Government urged to 'tackle' Garda views on ethnic groups

Negative attitudes among gardaí to ethnic minorities and reports of racial profiling in stop and searches must be addressed, according to the State’s human rights body.

The Irish Human Rights and Equality Commission has called on the Government to prohibit any racial profiling in An Garda Síochána and introduce an independent complaints mechanism.

It also wants “specific targets” in recruiting people from ethnic minorities into the police force.

In a detailed set of recommendations to Ireland’s first National Action Plan Against Racism, due later this year, the commission also called for:


  • An implementation body to correct the “slow progress” in transferring school patronage from the Catholic church — and sanctions for “inadequate implementation”;
  • Effective and proportionate sanctions for internet companies that fail to adhere to take-down procedures for removing online hate speech and other illegal content;
  • Measures to combat labour market discrimination, which “is prevalent” for minority ethnic groups;
  • Traveller-focused suicide prevention supports.   

Racial discrimination leaves a trail of human destruction for those targeted, which can lead to substance abuse, depression, thoughts of suicide, and people cutting themselves off from public services,” IHREC chief commissioner Sinéad Gibney said.

“The commission has heard directly how mental health problems among ethnic minority children and young people are ‘not taken seriously enough’.” 

She said that for the plan to be effective, there have to be clear targets, time frames, and budgets, with independent evaluation.

“We see a need for prioritisation of policing and law enforcement in the content of Ireland’s National Action Plan Against Racism,” Ms Gibney said.

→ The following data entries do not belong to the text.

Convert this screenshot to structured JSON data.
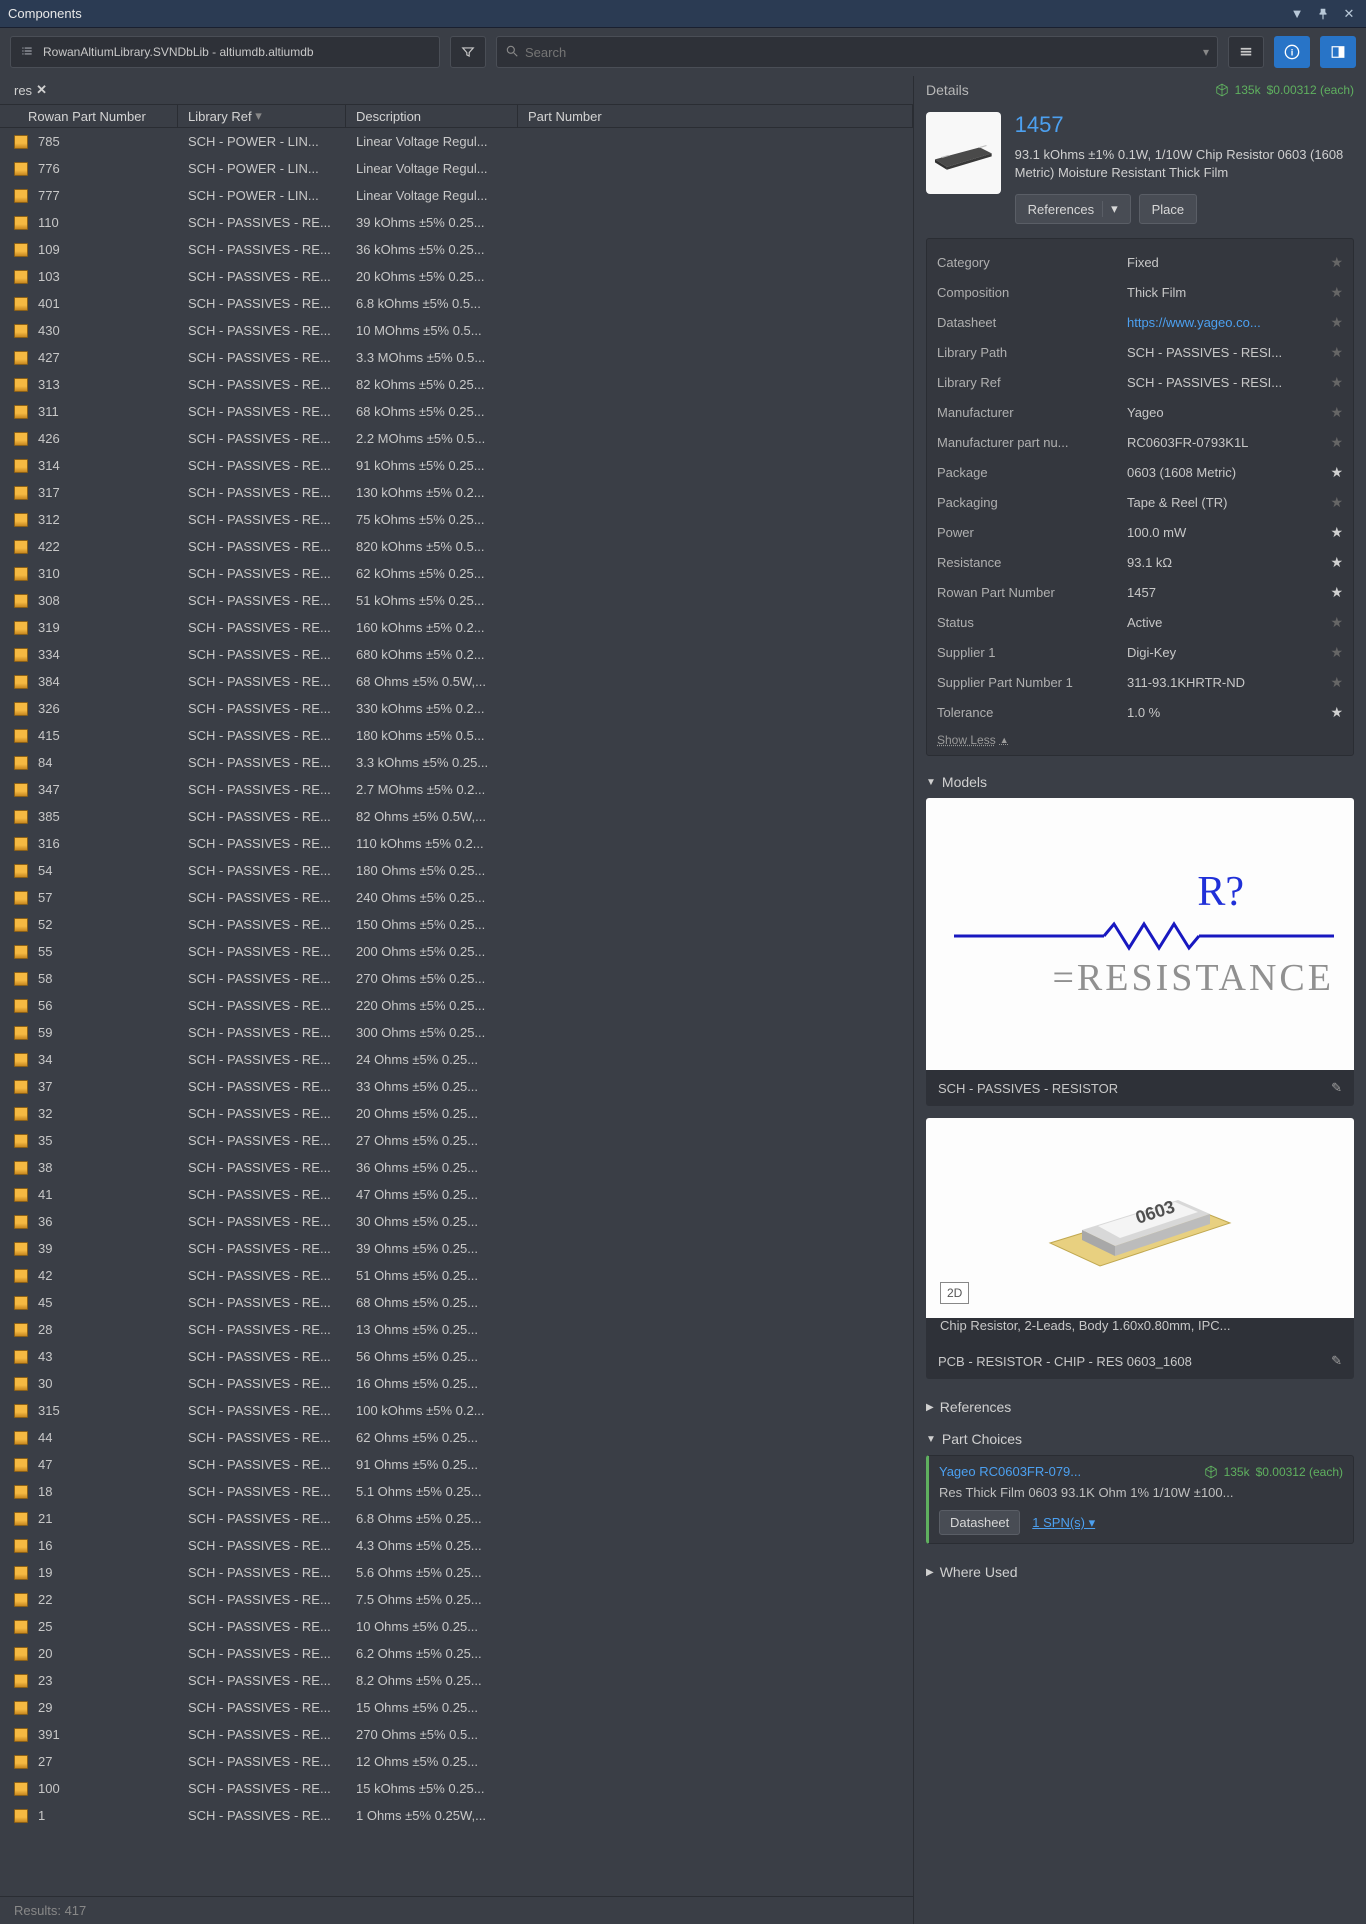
{
  "window": {
    "title": "Components"
  },
  "toolbar": {
    "library_name": "RowanAltiumLibrary.SVNDbLib - altiumdb.altiumdb",
    "search_placeholder": "Search"
  },
  "filter_chip": "res",
  "columns": [
    "Rowan Part Number",
    "Library Ref",
    "Description",
    "Part Number"
  ],
  "rows": [
    {
      "part": "785",
      "lib": "SCH - POWER - LIN...",
      "desc": "Linear Voltage Regul..."
    },
    {
      "part": "776",
      "lib": "SCH - POWER - LIN...",
      "desc": "Linear Voltage Regul..."
    },
    {
      "part": "777",
      "lib": "SCH - POWER - LIN...",
      "desc": "Linear Voltage Regul..."
    },
    {
      "part": "110",
      "lib": "SCH - PASSIVES - RE...",
      "desc": "39 kOhms ±5% 0.25..."
    },
    {
      "part": "109",
      "lib": "SCH - PASSIVES - RE...",
      "desc": "36 kOhms ±5% 0.25..."
    },
    {
      "part": "103",
      "lib": "SCH - PASSIVES - RE...",
      "desc": "20 kOhms ±5% 0.25..."
    },
    {
      "part": "401",
      "lib": "SCH - PASSIVES - RE...",
      "desc": "6.8 kOhms ±5% 0.5..."
    },
    {
      "part": "430",
      "lib": "SCH - PASSIVES - RE...",
      "desc": "10 MOhms ±5% 0.5..."
    },
    {
      "part": "427",
      "lib": "SCH - PASSIVES - RE...",
      "desc": "3.3 MOhms ±5% 0.5..."
    },
    {
      "part": "313",
      "lib": "SCH - PASSIVES - RE...",
      "desc": "82 kOhms ±5% 0.25..."
    },
    {
      "part": "311",
      "lib": "SCH - PASSIVES - RE...",
      "desc": "68 kOhms ±5% 0.25..."
    },
    {
      "part": "426",
      "lib": "SCH - PASSIVES - RE...",
      "desc": "2.2 MOhms ±5% 0.5..."
    },
    {
      "part": "314",
      "lib": "SCH - PASSIVES - RE...",
      "desc": "91 kOhms ±5% 0.25..."
    },
    {
      "part": "317",
      "lib": "SCH - PASSIVES - RE...",
      "desc": "130 kOhms ±5% 0.2..."
    },
    {
      "part": "312",
      "lib": "SCH - PASSIVES - RE...",
      "desc": "75 kOhms ±5% 0.25..."
    },
    {
      "part": "422",
      "lib": "SCH - PASSIVES - RE...",
      "desc": "820 kOhms ±5% 0.5..."
    },
    {
      "part": "310",
      "lib": "SCH - PASSIVES - RE...",
      "desc": "62 kOhms ±5% 0.25..."
    },
    {
      "part": "308",
      "lib": "SCH - PASSIVES - RE...",
      "desc": "51 kOhms ±5% 0.25..."
    },
    {
      "part": "319",
      "lib": "SCH - PASSIVES - RE...",
      "desc": "160 kOhms ±5% 0.2..."
    },
    {
      "part": "334",
      "lib": "SCH - PASSIVES - RE...",
      "desc": "680 kOhms ±5% 0.2..."
    },
    {
      "part": "384",
      "lib": "SCH - PASSIVES - RE...",
      "desc": "68 Ohms ±5% 0.5W,..."
    },
    {
      "part": "326",
      "lib": "SCH - PASSIVES - RE...",
      "desc": "330 kOhms ±5% 0.2..."
    },
    {
      "part": "415",
      "lib": "SCH - PASSIVES - RE...",
      "desc": "180 kOhms ±5% 0.5..."
    },
    {
      "part": "84",
      "lib": "SCH - PASSIVES - RE...",
      "desc": "3.3 kOhms ±5% 0.25..."
    },
    {
      "part": "347",
      "lib": "SCH - PASSIVES - RE...",
      "desc": "2.7 MOhms ±5% 0.2..."
    },
    {
      "part": "385",
      "lib": "SCH - PASSIVES - RE...",
      "desc": "82 Ohms ±5% 0.5W,..."
    },
    {
      "part": "316",
      "lib": "SCH - PASSIVES - RE...",
      "desc": "110 kOhms ±5% 0.2..."
    },
    {
      "part": "54",
      "lib": "SCH - PASSIVES - RE...",
      "desc": "180 Ohms ±5% 0.25..."
    },
    {
      "part": "57",
      "lib": "SCH - PASSIVES - RE...",
      "desc": "240 Ohms ±5% 0.25..."
    },
    {
      "part": "52",
      "lib": "SCH - PASSIVES - RE...",
      "desc": "150 Ohms ±5% 0.25..."
    },
    {
      "part": "55",
      "lib": "SCH - PASSIVES - RE...",
      "desc": "200 Ohms ±5% 0.25..."
    },
    {
      "part": "58",
      "lib": "SCH - PASSIVES - RE...",
      "desc": "270 Ohms ±5% 0.25..."
    },
    {
      "part": "56",
      "lib": "SCH - PASSIVES - RE...",
      "desc": "220 Ohms ±5% 0.25..."
    },
    {
      "part": "59",
      "lib": "SCH - PASSIVES - RE...",
      "desc": "300 Ohms ±5% 0.25..."
    },
    {
      "part": "34",
      "lib": "SCH - PASSIVES - RE...",
      "desc": "24 Ohms ±5% 0.25..."
    },
    {
      "part": "37",
      "lib": "SCH - PASSIVES - RE...",
      "desc": "33 Ohms ±5% 0.25..."
    },
    {
      "part": "32",
      "lib": "SCH - PASSIVES - RE...",
      "desc": "20 Ohms ±5% 0.25..."
    },
    {
      "part": "35",
      "lib": "SCH - PASSIVES - RE...",
      "desc": "27 Ohms ±5% 0.25..."
    },
    {
      "part": "38",
      "lib": "SCH - PASSIVES - RE...",
      "desc": "36 Ohms ±5% 0.25..."
    },
    {
      "part": "41",
      "lib": "SCH - PASSIVES - RE...",
      "desc": "47 Ohms ±5% 0.25..."
    },
    {
      "part": "36",
      "lib": "SCH - PASSIVES - RE...",
      "desc": "30 Ohms ±5% 0.25..."
    },
    {
      "part": "39",
      "lib": "SCH - PASSIVES - RE...",
      "desc": "39 Ohms ±5% 0.25..."
    },
    {
      "part": "42",
      "lib": "SCH - PASSIVES - RE...",
      "desc": "51 Ohms ±5% 0.25..."
    },
    {
      "part": "45",
      "lib": "SCH - PASSIVES - RE...",
      "desc": "68 Ohms ±5% 0.25..."
    },
    {
      "part": "28",
      "lib": "SCH - PASSIVES - RE...",
      "desc": "13 Ohms ±5% 0.25..."
    },
    {
      "part": "43",
      "lib": "SCH - PASSIVES - RE...",
      "desc": "56 Ohms ±5% 0.25..."
    },
    {
      "part": "30",
      "lib": "SCH - PASSIVES - RE...",
      "desc": "16 Ohms ±5% 0.25..."
    },
    {
      "part": "315",
      "lib": "SCH - PASSIVES - RE...",
      "desc": "100 kOhms ±5% 0.2..."
    },
    {
      "part": "44",
      "lib": "SCH - PASSIVES - RE...",
      "desc": "62 Ohms ±5% 0.25..."
    },
    {
      "part": "47",
      "lib": "SCH - PASSIVES - RE...",
      "desc": "91 Ohms ±5% 0.25..."
    },
    {
      "part": "18",
      "lib": "SCH - PASSIVES - RE...",
      "desc": "5.1 Ohms ±5% 0.25..."
    },
    {
      "part": "21",
      "lib": "SCH - PASSIVES - RE...",
      "desc": "6.8 Ohms ±5% 0.25..."
    },
    {
      "part": "16",
      "lib": "SCH - PASSIVES - RE...",
      "desc": "4.3 Ohms ±5% 0.25..."
    },
    {
      "part": "19",
      "lib": "SCH - PASSIVES - RE...",
      "desc": "5.6 Ohms ±5% 0.25..."
    },
    {
      "part": "22",
      "lib": "SCH - PASSIVES - RE...",
      "desc": "7.5 Ohms ±5% 0.25..."
    },
    {
      "part": "25",
      "lib": "SCH - PASSIVES - RE...",
      "desc": "10 Ohms ±5% 0.25..."
    },
    {
      "part": "20",
      "lib": "SCH - PASSIVES - RE...",
      "desc": "6.2 Ohms ±5% 0.25..."
    },
    {
      "part": "23",
      "lib": "SCH - PASSIVES - RE...",
      "desc": "8.2 Ohms ±5% 0.25..."
    },
    {
      "part": "29",
      "lib": "SCH - PASSIVES - RE...",
      "desc": "15 Ohms ±5% 0.25..."
    },
    {
      "part": "391",
      "lib": "SCH - PASSIVES - RE...",
      "desc": "270 Ohms ±5% 0.5..."
    },
    {
      "part": "27",
      "lib": "SCH - PASSIVES - RE...",
      "desc": "12 Ohms ±5% 0.25..."
    },
    {
      "part": "100",
      "lib": "SCH - PASSIVES - RE...",
      "desc": "15 kOhms ±5% 0.25..."
    },
    {
      "part": "1",
      "lib": "SCH - PASSIVES - RE...",
      "desc": "1 Ohms ±5% 0.25W,..."
    }
  ],
  "results_count": "Results: 417",
  "details": {
    "panel_title": "Details",
    "stock_qty": "135k",
    "stock_price": "$0.00312 (each)",
    "part_id": "1457",
    "description": "93.1 kOhms ±1% 0.1W, 1/10W Chip Resistor 0603 (1608 Metric) Moisture Resistant Thick Film",
    "references_btn": "References",
    "place_btn": "Place",
    "show_less": "Show Less",
    "properties": [
      {
        "k": "Category",
        "v": "Fixed",
        "star": false,
        "link": false
      },
      {
        "k": "Composition",
        "v": "Thick Film",
        "star": false,
        "link": false
      },
      {
        "k": "Datasheet",
        "v": "https://www.yageo.co...",
        "star": false,
        "link": true
      },
      {
        "k": "Library Path",
        "v": "SCH - PASSIVES - RESI...",
        "star": false,
        "link": false
      },
      {
        "k": "Library Ref",
        "v": "SCH - PASSIVES - RESI...",
        "star": false,
        "link": false
      },
      {
        "k": "Manufacturer",
        "v": "Yageo",
        "star": false,
        "link": false
      },
      {
        "k": "Manufacturer part nu...",
        "v": "RC0603FR-0793K1L",
        "star": false,
        "link": false
      },
      {
        "k": "Package",
        "v": "0603 (1608 Metric)",
        "star": true,
        "link": false
      },
      {
        "k": "Packaging",
        "v": "Tape & Reel (TR)",
        "star": false,
        "link": false
      },
      {
        "k": "Power",
        "v": "100.0 mW",
        "star": true,
        "link": false
      },
      {
        "k": "Resistance",
        "v": "93.1 kΩ",
        "star": true,
        "link": false
      },
      {
        "k": "Rowan Part Number",
        "v": "1457",
        "star": true,
        "link": false
      },
      {
        "k": "Status",
        "v": "Active",
        "star": false,
        "link": false
      },
      {
        "k": "Supplier 1",
        "v": "Digi-Key",
        "star": false,
        "link": false
      },
      {
        "k": "Supplier Part Number 1",
        "v": "311-93.1KHRTR-ND",
        "star": false,
        "link": false
      },
      {
        "k": "Tolerance",
        "v": "1.0 %",
        "star": true,
        "link": false
      }
    ]
  },
  "models": {
    "header": "Models",
    "sch": {
      "designator": "R?",
      "value_label": "=RESISTANCE",
      "caption": "SCH - PASSIVES - RESISTOR"
    },
    "pcb": {
      "badge": "2D",
      "desc": "Chip Resistor, 2-Leads, Body 1.60x0.80mm, IPC...",
      "caption": "PCB - RESISTOR - CHIP - RES 0603_1608"
    }
  },
  "references_section": "References",
  "part_choices": {
    "header": "Part Choices",
    "name": "Yageo RC0603FR-079...",
    "qty": "135k",
    "price": "$0.00312 (each)",
    "desc": "Res Thick Film 0603 93.1K Ohm 1% 1/10W ±100...",
    "datasheet_btn": "Datasheet",
    "spn_link": "1 SPN(s)"
  },
  "where_used": "Where Used"
}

While welcoming measures taken by An Garda Síochána in relation human rights, the IHREC report wants to see a “greater sense of urgency”.

It has called for specific targets for diversity in recruitment and evaluation of promotion policies to address under-representation of minorities.

“There are negative attitudes amongst Garda members towards minority ethnic groups, as well as reports of racial profiling in the use of stop and search powers, including reports from young minority ethnic people," it said.

IHREC pointed out that discrimination does not explicitly constitute a breach of discipline under current Garda regulations and also said concerns have been raised about Gsoc's ability to effectively address and investigate complaints of racial profiling by Garda members.

The commission recommends the Government prioritise legislation to prohibit racial profiling and take measures to address it, including an independent complaints mechanism.

Garda HQ produced a Garda Diversity and Integration Strategy in October 2019, including a definition of hate crime. Last July, it introduced a new online hate crime reporting system.

Last December, it published the Garda's Equality, Diversity & Inclusion Strategy Statement & Action Plan 2020-2021, which included measures in attracting and retaining a diverse workforce.

IHREC said NGO reports indicate that racism in society increased in 2020, with a particular growth in online racism via social media. It also noted “the escalation in incidents of far-right rhetoric and racist hate crime”.

It urged the Hate Crime Bill 2021 be given “absolute priority” from Government in terms of enactment and full commencement.

It said it has consistently highlighted “the persistence of institutional racism” and a culture of discrimination against Travellers, which gave rise to increasingly "urgent concerns".

The commission added: “Young people of African descent reported that racism and racial discrimination are widespread in their daily life in the education system.”

Showing 1 comment

Please check your e-mail for a link to activate your account.
Secured Via NationBuilder
  • Niall McConnell
    published this page in News 2021-09-14 14:27:19 +0100
Irish Patriots